Now most of us get discouraged when we have to share in the suffering of Christ. But here Saint Paul is saying: We are encouraged and God Himself is the one who encourages us. Therefore, we are able to encourage you with the same encouragement with which God encourages us, because we know that as you share in the sufferings so you will also share in the encouragement. That, again, is not what we would naturally assume. But here it is, the very first thing that Saint Paul is talking about in this letter. This is from the beginning of the Second Letter to the Corinthians. This is how he begins; it is not just some side point. It is what Saint Paul wants the Corinthians to know. And the point he is trying to make to them is that if they are willing to share in Christ’s suffering they will share in the encouragement.


But isn’t that exactly what Our Lord tells us anyway? that our reward in heaven will be great if we are persecuted, if we suffer, if these things happen to us for righteous reasons? Obviously, if we are out doing stupid things and we cause ourselves to suffer, well, we deserved it. But if we are being persecuted or if we are suffering and sharing in the suffering of Christ for the very things that are right and proper, this is something that God considers to be blessed. And He tells us that in the midst of it all we will have His encouragement. More than that, when it is all finished, then ours is the reward that has been promised – and the reward is nothing less than heaven. That is what the Lord is telling us.
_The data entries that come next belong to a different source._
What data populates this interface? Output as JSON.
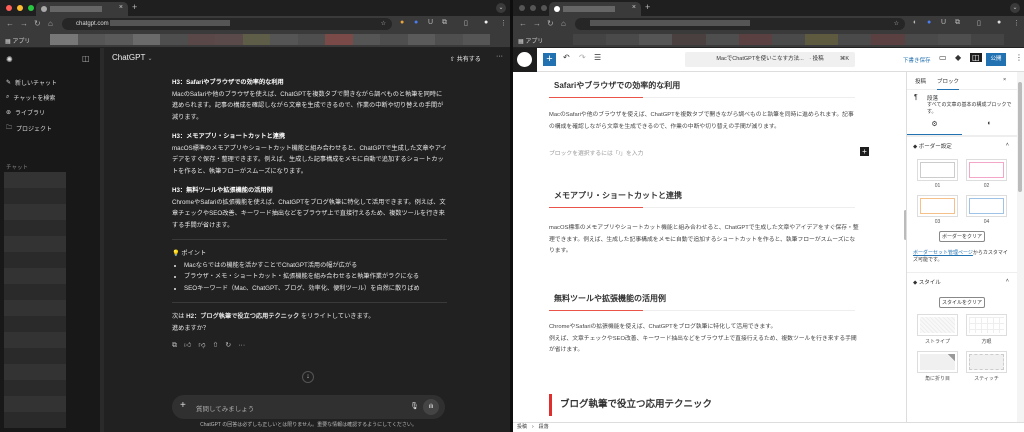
{
  "left": {
    "url": "chatgpt.com",
    "bookmarks_apps": "アプリ",
    "sidebar": {
      "new_chat": "新しいチャット",
      "search": "チャットを検索",
      "library": "ライブラリ",
      "projects": "プロジェクト",
      "section_label": "チャット"
    },
    "header": {
      "model": "ChatGPT",
      "share": "共有する"
    },
    "message": {
      "sections": [
        {
          "title": "H3：Safariやブラウザでの効率的な利用",
          "body": "MacのSafariや他のブラウザを使えば、ChatGPTを複数タブで開きながら調べものと執筆を同時に進められます。記事の構成を確認しながら文章を生成できるので、作業の中断や切り替えの手間が減ります。"
        },
        {
          "title": "H3：メモアプリ・ショートカットと連携",
          "body": "macOS標準のメモアプリやショートカット機能と組み合わせると、ChatGPTで生成した文章やアイデアをすぐ保存・整理できます。例えば、生成した記事構成をメモに自動で追加するショートカットを作ると、執筆フローがスムーズになります。"
        },
        {
          "title": "H3：無料ツールや拡張機能の活用例",
          "body": "ChromeやSafariの拡張機能を使えば、ChatGPTをブログ執筆に特化して活用できます。例えば、文章チェックやSEO改善、キーワード抽出などをブラウザ上で直接行えるため、複数ツールを行き来する手間が省けます。"
        }
      ],
      "point_label": "💡 ポイント",
      "points": [
        "Macならではの機能を活かすことでChatGPT活用の幅が広がる",
        "ブラウザ・メモ・ショートカット・拡張機能を組み合わせると執筆作業がラクになる",
        "SEOキーワード（Mac、ChatGPT、ブログ、効率化、便利ツール）を自然に散りばめ"
      ],
      "next_prefix": "次は ",
      "next_bold": "H2：ブログ執筆で役立つ応用テクニック",
      "next_suffix": " をリライトしていきます。",
      "question": "進めますか？"
    },
    "input_placeholder": "質問してみましょう",
    "disclaimer": "ChatGPT の回答は必ずしも正しいとは限りません。重要な情報は確認するようにしてください。"
  },
  "right": {
    "bookmarks_apps": "アプリ",
    "toolbar": {
      "command": "MacでChatGPTを使いこなす方法...　· 投稿",
      "shortcut": "⌘K",
      "save_draft": "下書き保存",
      "publish": "公開"
    },
    "editor": {
      "h2_1": "Safariやブラウザでの効率的な利用",
      "p1": "MacのSafariや他のブラウザを使えば、ChatGPTを複数タブで開きながら調べものと執筆を同時に進められます。記事の構成を確認しながら文章を生成できるので、作業の中断や切り替えの手間が減ります。",
      "placeholder": "ブロックを選択するには「/」を入力",
      "h2_2": "メモアプリ・ショートカットと連携",
      "p2": "macOS標準のメモアプリやショートカット機能と組み合わせると、ChatGPTで生成した文章やアイデアをすぐ保存・整理できます。例えば、生成した記事構成をメモに自動で追加するショートカットを作ると、執筆フローがスムーズになります。",
      "h2_3": "無料ツールや拡張機能の活用例",
      "p3a": "ChromeやSafariの拡張機能を使えば、ChatGPTをブログ執筆に特化して活用できます。",
      "p3b": "例えば、文章チェックやSEO改善、キーワード抽出などをブラウザ上で直接行えるため、複数ツールを行き来する手間が省けます。",
      "h2_4": "ブログ執筆で役立つ応用テクニック"
    },
    "breadcrumb": "投稿　›　段落",
    "sidebar": {
      "tab_post": "投稿",
      "tab_block": "ブロック",
      "block_name": "段落",
      "block_desc": "すべての文章の基本の構成ブロックです。",
      "border_title": "ボーダー設定",
      "borders": [
        {
          "label": "01",
          "color": "#cccccc"
        },
        {
          "label": "02",
          "color": "#f4a6c8"
        },
        {
          "label": "03",
          "color": "#f5c08a"
        },
        {
          "label": "04",
          "color": "#9fc3e6"
        }
      ],
      "clear_border": "ボーダーをクリア",
      "link_text": "ボーダーセット管理ページ",
      "link_suffix": "からカスタマイズ可能です。",
      "style_title": "スタイル",
      "clear_style": "スタイルをクリア",
      "styles": [
        "ストライプ",
        "方眼",
        "角に折り目",
        "スティッチ"
      ]
    }
  }
}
So in this society which shuns suffering at all costs, which runs as fast as it can from anything that seems unpleasant, the Gospel tells us exactly the opposite. Saint Paul tells us the opposite. Every one of the saints who has ever lived tells us exactly the opposite. And so we really need to ask ourselves, “Now which one is right?” Not, “Which one are we attracted to?” because that is pretty evident, but, “Which one is right?” We have the Word of God making it explicit, and not just in these two readings either. Basically, every book of the New Testament will tell you the same thing. If every saint in the history of the Church tells us the same thing and Jesus Himself teaches this to us, it should be pretty evident which one is right and which one is wrong.


Obviously, this society which does not know Christ, this society which hates the truth, this society which will do everything it can to bury the Cross is telling us that we should not have to suffer, is telling us to run the other way. Society is wrong on most every point. If that is the case, why are we so intent on listening to it? Why are we so intent on shunning the Word of God to listen to the word of Satan? It does not make sense, except that the word that Satan is preaching to us sounds more pleasant than the Word of God.


The Word of God is hard. Saint Paul tells us that it cuts like a two-edged sword and it is going to separate everything. And so it does. We have that choice once again of which voice we are going to listen to, which path we are going to walk. If we are going to listen to the voice of Christ, we are going to walk the path of Calvary. It is narrow and it is rough and it leads to eternal life in heaven. If we want to walk according to the path society lays out for us, then it is smooth, it is wide, it is easy, and it also leads to eternity – but not with God. There is only one reasonable choice: to share in the suffering of Christ so as to share in the encouragement.

e is telling us, Thisi s what I want, but I want


*  This text was transcribed from the audio recording of a homily by Father Robert Altier with minimal editing.